+++ Source data
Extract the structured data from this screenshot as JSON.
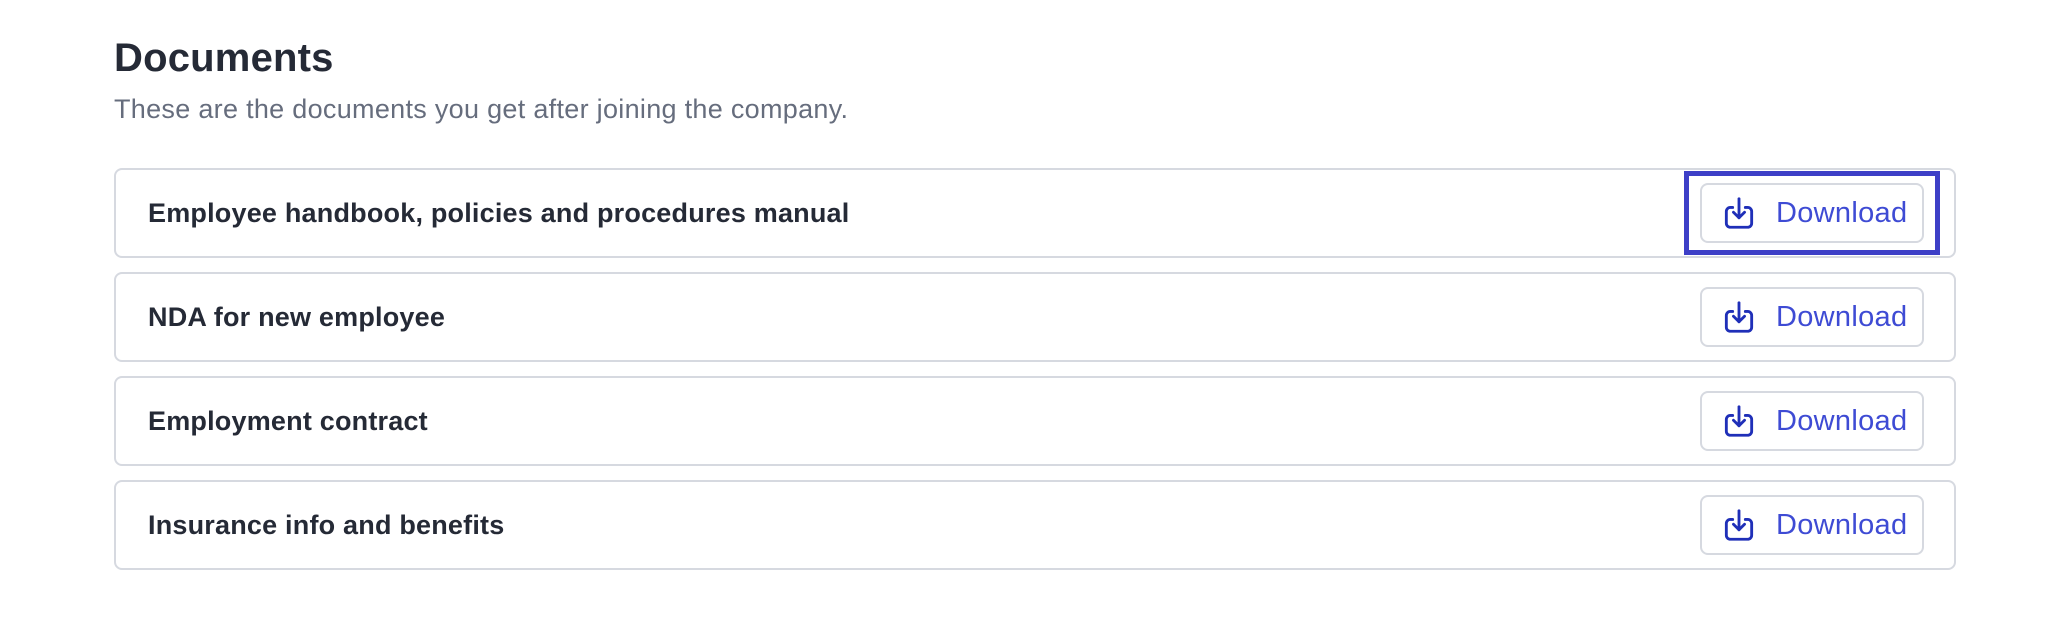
{
  "header": {
    "title": "Documents",
    "subtitle": "These are the documents you get after joining the company."
  },
  "documents": [
    {
      "name": "Employee handbook, policies and procedures manual",
      "action_label": "Download"
    },
    {
      "name": "NDA for new employee",
      "action_label": "Download"
    },
    {
      "name": "Employment contract",
      "action_label": "Download"
    },
    {
      "name": "Insurance info and benefits",
      "action_label": "Download"
    }
  ],
  "colors": {
    "accent": "#3e4bd4",
    "focus_ring": "#3d3fc7",
    "icon": "#1f2fb8"
  },
  "icons": {
    "download": "download-icon"
  }
}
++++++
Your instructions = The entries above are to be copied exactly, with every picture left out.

Reply =
Extract the structured data from this screenshot as JSON.
{
  "header": {
    "title": "Documents",
    "subtitle": "These are the documents you get after joining the company."
  },
  "documents": [
    {
      "name": "Employee handbook, policies and procedures manual",
      "action_label": "Download"
    },
    {
      "name": "NDA for new employee",
      "action_label": "Download"
    },
    {
      "name": "Employment contract",
      "action_label": "Download"
    },
    {
      "name": "Insurance info and benefits",
      "action_label": "Download"
    }
  ],
  "colors": {
    "accent": "#3e4bd4",
    "focus_ring": "#3d3fc7",
    "icon": "#1f2fb8"
  },
  "icons": {
    "download": "download-icon"
  }
}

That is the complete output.